‘Tis the season for spring cleaning! It’s time to clear the clutter and deep clean for a fresh start. Admittedly, I “spring clean” about twice a month…Sure, it might be considered a tad excessive, but it’s one of my favorite ways to unwind.
Physical clutter is the easiest to identify. This type of clutter can be seen and touched. Whether you are at home, work, or even living out of your bag, physical clutter can crowd and overwhelm you. It’s easy to hold on to things…to shove them in closets, stuff them in drawers, or even let things pile up in the corner. This is especially true for gift items. Unfortunately, these items that are stowed away rarely see the light of day! Why hold onto them?
Clearing Physical Clutter
- Focus on one pile, one room, or one drawer at a time
- Create keep, donate, or toss piles to begin the decluttering process
- Will this item serve you? Does it truly have meaning? If not, remove.
- If you can’t or won’t fix what is broken, give it to someone who can or throw it away
- Sign up for paperless billing
- Get rid of duplicates
- Develop a decluttering routine to stay consistent
Technology has become such an integral part of our society, so much so that people have developed internet use or addiction disorders. People have disconnected from community and one another to connect on a more distant, superficial level. While technology certainly has its advantages and has allowed us to excel in many realms, it seems that it has also created an environment of media chaos, artificial competition, complete ignorance, and an overall state of desensitization. Allowing technology to clutter your world can either be a positive or negative experience. You have a choice in how to approach and accept technology on a personal level. Social media usage, media consumption, e-mail overload, or excessive desktop icons or browser tabs are all forms of digital clutter.
Clearing Digital Clutter
- Limit or delete your social media
- Limit your internet use to certain times
- Delete phone contacts you no longer need
- Create folders/labels for your e-mails
- Clean up your e-mail inbox by deleting and organizing e-mails
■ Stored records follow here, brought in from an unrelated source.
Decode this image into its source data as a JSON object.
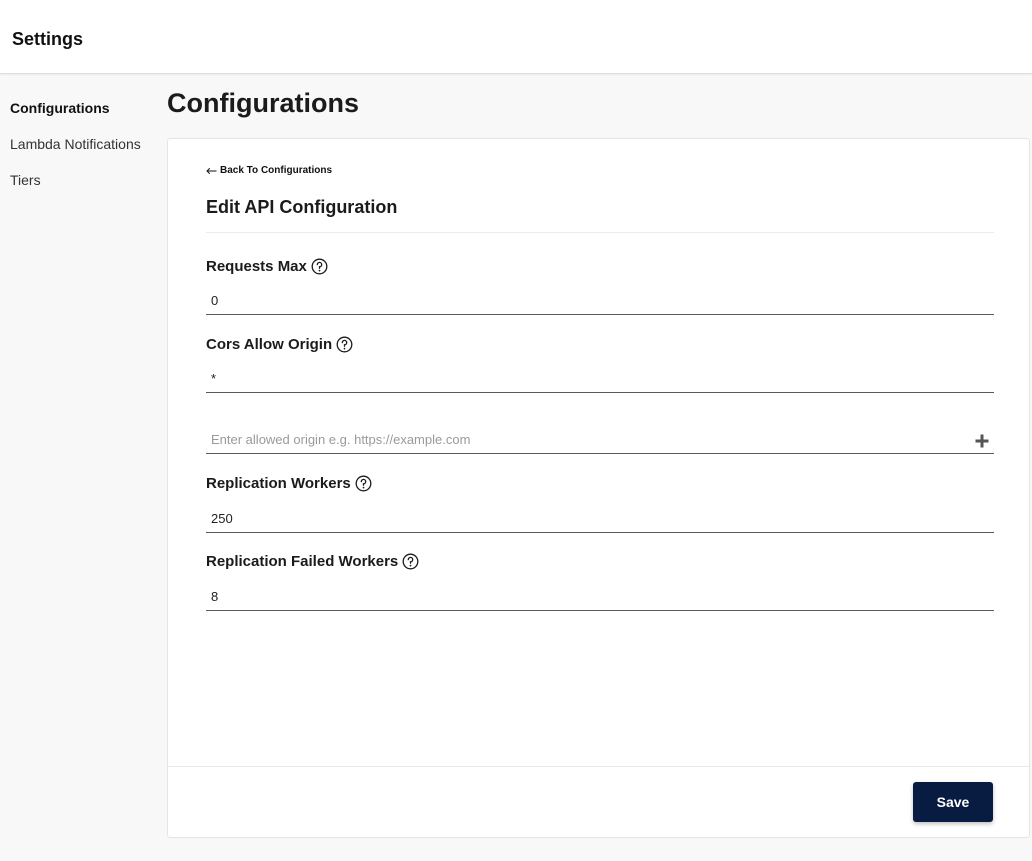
{
  "header": {
    "title": "Settings"
  },
  "sidebar": {
    "items": [
      {
        "label": "Configurations",
        "active": true
      },
      {
        "label": "Lambda Notifications",
        "active": false
      },
      {
        "label": "Tiers",
        "active": false
      }
    ]
  },
  "main": {
    "page_title": "Configurations",
    "back_link": "Back To Configurations",
    "form_title": "Edit API Configuration",
    "fields": {
      "requests_max": {
        "label": "Requests Max",
        "value": "0"
      },
      "cors_allow_origin": {
        "label": "Cors Allow Origin",
        "value": "*",
        "new_origin_placeholder": "Enter allowed origin e.g. https://example.com"
      },
      "replication_workers": {
        "label": "Replication Workers",
        "value": "250"
      },
      "replication_failed_workers": {
        "label": "Replication Failed Workers",
        "value": "8"
      }
    },
    "save_label": "Save"
  },
  "icons": {
    "help": "question-circle-icon",
    "add": "plus-icon",
    "back": "arrow-left-icon"
  },
  "colors": {
    "primary_button": "#081c42",
    "background": "#f8f8f8"
  }
}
- Unsubscribe from marketing e-mails that no longer interest you
- Organize and delete files on your computer
Mental clutter clouds your mind with worry, stress, self-doubt, and long lists of endless to-dos. It creates an internal dialogue that causes anxiety and keeps you up at night. The expectation and requirement to be a master multi-tasker in today’s world amounts to increased pressure to be perfect. How is the presentation going to go tomorrow? Can I tack on another project to my timeline? Am I spending enough time with my family and friends? Why am I so exhausted? Have I studied enough? Do I have enough money to cover the month? Am I good enough? These questions, among others, are just a few of examples of the thoughts that can keep your mind distracted. Mental clutter slows you down and reduces productivity, leaving you drained and unfocused.
Clearing Mental Clutter
- Write down your thoughts and to-do lists
- Create a list of positive affirmations
- Be present in the moment
- Be mindful and try to focus on one thing at a time when possible
- Start prioritizing and delegating
- Set aside time to process your thoughts
- Do what is good for your soul
On A Personal Note
Over the years, I have learned to immediately remove things I do not want in my life. Decluttering has allowed me to be more focused on the people I want to spend time with, things I want to accomplish, and living in the now. I tend to frequently evaluate my workspace, home, and everything in between to determine worthiness and placement. Honestly, it has taken a lot of time and practice. The biggest struggle I deal with is my mental clutter. I’m hoping that journaling will help me to further declutter my thoughts.
What types of clutter do you struggle with? What ways do you manage and prevent clutter?